Codeine Overdose Potential
A codeine overdose can happen when the user’s dose is too high or if they take multiple doses without waiting for the appropriate amount of time.
A codeine overdose can have these signs:
- Inability to urinate, severe constipation
- Cold/clammy skin with a blue tinge
- Mental numbness/lethargy
- Slow, shallow breathing
- Hallucinations or seizures
A user who is experiencing an overdose will also present as confused, and tired, and may even lose consciousness.
It’s important to note that a codeine overdose can have fatal results such as a coma or in some cases, even death. If you suspect you or someone you know is going through a codeine overdose, contact 911 immediately.
When you contact emergency services, you will need to explain how much the user has ingested, and when and if the medicine is actually prescribed to the person. Giving as much information about the user can also help, such as their age, weight and any health conditions they may have.
Mental Health and Codeine Addiction
Prolonged use of codeine (over 6 months) can be linked to depressive symptoms, according to a community survey performed by the NCBI.

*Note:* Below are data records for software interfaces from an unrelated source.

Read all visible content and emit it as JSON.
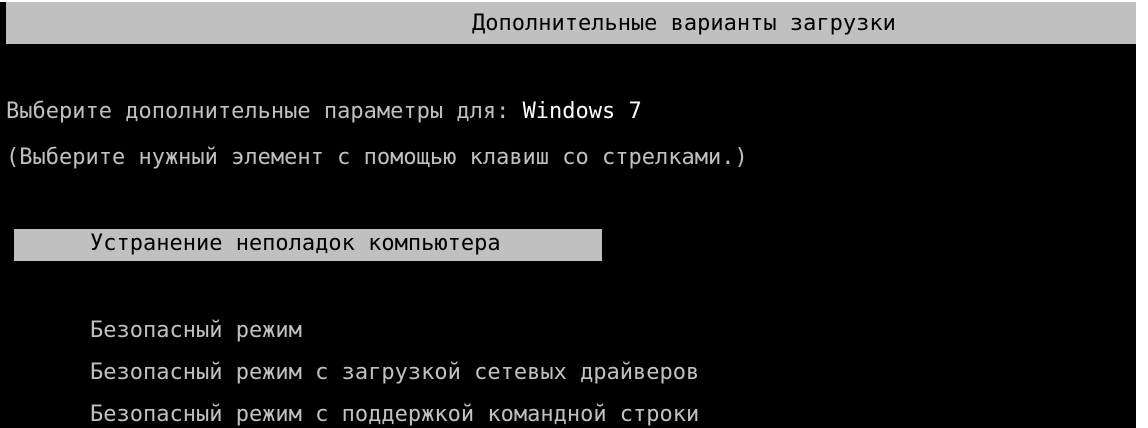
{
  "header": {
    "title": "Дополнительные варианты загрузки"
  },
  "prompt": {
    "label": "Выберите дополнительные параметры для: ",
    "os_name": "Windows 7"
  },
  "hint": "(Выберите нужный элемент с помощью клавиш со стрелками.)",
  "menu": {
    "selected_index": 0,
    "items": [
      {
        "label": "Устранение неполадок компьютера"
      },
      {
        "label": "Безопасный режим"
      },
      {
        "label": "Безопасный режим с загрузкой сетевых драйверов"
      },
      {
        "label": "Безопасный режим с поддержкой командной строки"
      }
    ]
  },
  "colors": {
    "background": "#000000",
    "text": "#c0c0c0",
    "highlight_bg": "#c0c0c0",
    "highlight_text": "#000000",
    "emphasis": "#ffffff"
  }
}
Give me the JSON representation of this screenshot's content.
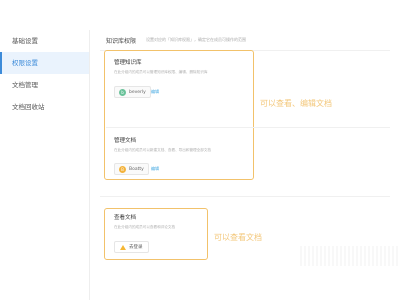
{
  "sidebar": {
    "items": [
      {
        "label": "基础设置",
        "active": false
      },
      {
        "label": "权限设置",
        "active": true
      },
      {
        "label": "文档管理",
        "active": false
      },
      {
        "label": "文档回收站",
        "active": false
      }
    ]
  },
  "header": {
    "title": "知识库权限",
    "description": "设置对应的「知识库权限」，确定它在成员可操作的范围"
  },
  "panels": {
    "manage_kb": {
      "title": "管理知识库",
      "desc": "在此分组内的成员可以管理知识库权限、编辑、删除知识库",
      "member": {
        "name": "beverly",
        "avatar_letter": "b",
        "avatar_color": "#6ac29a"
      },
      "edit_label": "编辑"
    },
    "manage_docs": {
      "title": "管理文档",
      "desc": "在此分组内的成员可以新建文档、查看、导出和管理全部文档",
      "member": {
        "name": "Boatty",
        "avatar_letter": "B",
        "avatar_color": "#f3b23a"
      },
      "edit_label": "编辑"
    },
    "view_docs": {
      "title": "查看文档",
      "desc": "在此分组内的成员可以查看和评论文档",
      "login_label": "去登录"
    }
  },
  "annotations": {
    "edit_hint": "可以查看、编辑文档",
    "view_hint": "可以查看文档"
  },
  "colors": {
    "accent": "#3d8bd9",
    "highlight_border": "#f2c26b",
    "annotation_text": "#f3c77a",
    "link": "#3da5e0"
  }
}
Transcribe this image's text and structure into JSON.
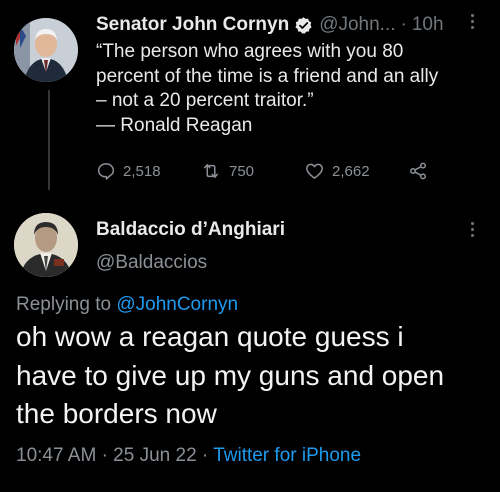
{
  "tweet1": {
    "author_name": "Senator John Cornyn",
    "handle": "@John...",
    "separator": "·",
    "time": "10h",
    "text_lines": [
      "“The person who agrees with you 80",
      "percent of the time is a friend and an ally",
      "– not a 20 percent traitor.”",
      "— Ronald Reagan"
    ],
    "replies": "2,518",
    "retweets": "750",
    "likes": "2,662"
  },
  "tweet2": {
    "author_name": "Baldaccio d’Anghiari",
    "handle": "@Baldaccios",
    "replying_label": "Replying to",
    "replying_handle": "@JohnCornyn",
    "text_lines": [
      "oh wow a reagan quote guess i",
      "have to give up my guns and open",
      "the borders now"
    ],
    "time": "10:47 AM",
    "dot1": "·",
    "date": "25 Jun 22",
    "dot2": "·",
    "source": "Twitter for iPhone"
  },
  "colors": {
    "background": "#000000",
    "text": "#e7e9ea",
    "muted": "#71767b",
    "link": "#1d9bf0"
  },
  "icons": [
    "verified-badge-icon",
    "more-icon",
    "reply-icon",
    "retweet-icon",
    "like-icon",
    "share-icon"
  ]
}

Over 300 people completed the survey, and the DSM-IV criteria for codeine abuse/dependence were present in 41% of the participants. Of those who were abusing their codeine prescriptions, ⅔ of those people were seeking help for mental health issues (70% citing depression as the main concern).
Another concern with prolonged painkiller abuse is the psychological effects and how we label pain in our minds. Many people who are abusing their painkiller prescriptions aren’t just dealing with physical pain, but their painkiller use could be masking a kind of emotional pain as well – oftentimes the pain becomes psychological.
When the symptoms of codeine abuse include things like mental numbness, drowsiness, and a suppressed mood – it can be tempting for people to misuse painkillers to essentially numb themselves to the problems in their lives.
Effective Codeine Addiction Treatment Options
Treatment for codeine addiction will not only focus on helping you safely stop your codeine use, but it will also help you find healthy coping strategies to deal with the pain you were prescribed codeine for.
The first step to any treatment will be a detox, and when you come down from a painkiller medication, medical detox is going to be the safest option. Quitting “cold turkey” can be extremely difficult and will be uncomfortable. Seeking help from a medical detox center can ensure you come off the drug in the safest way possible with the least amount of discomfort.
From a detox center, you can be given options for treatment that include inpatient programs, outpatient programs, 12-step programs, and group/individual counselling.
Inpatient treatment centers are often the best choice for people struggling with codeine addiction, as they can provide medical assistance in managing the pain you experience due to withdrawal.
Along with managing your addiction, inpatient treatment centers also offer group/individual counselling sessions, 12-step programs and behavioural therapies that are designed to help you find coping strategies and healthy habits that will help you live a substance-free lifestyle once you return home.
Many inpatient treatment programs for opiate addiction are between 30-90 days in length, depending on the severity of your addiction. Many programs also offer some kind of follow-up aftercare program that will ensure you don’t relapse.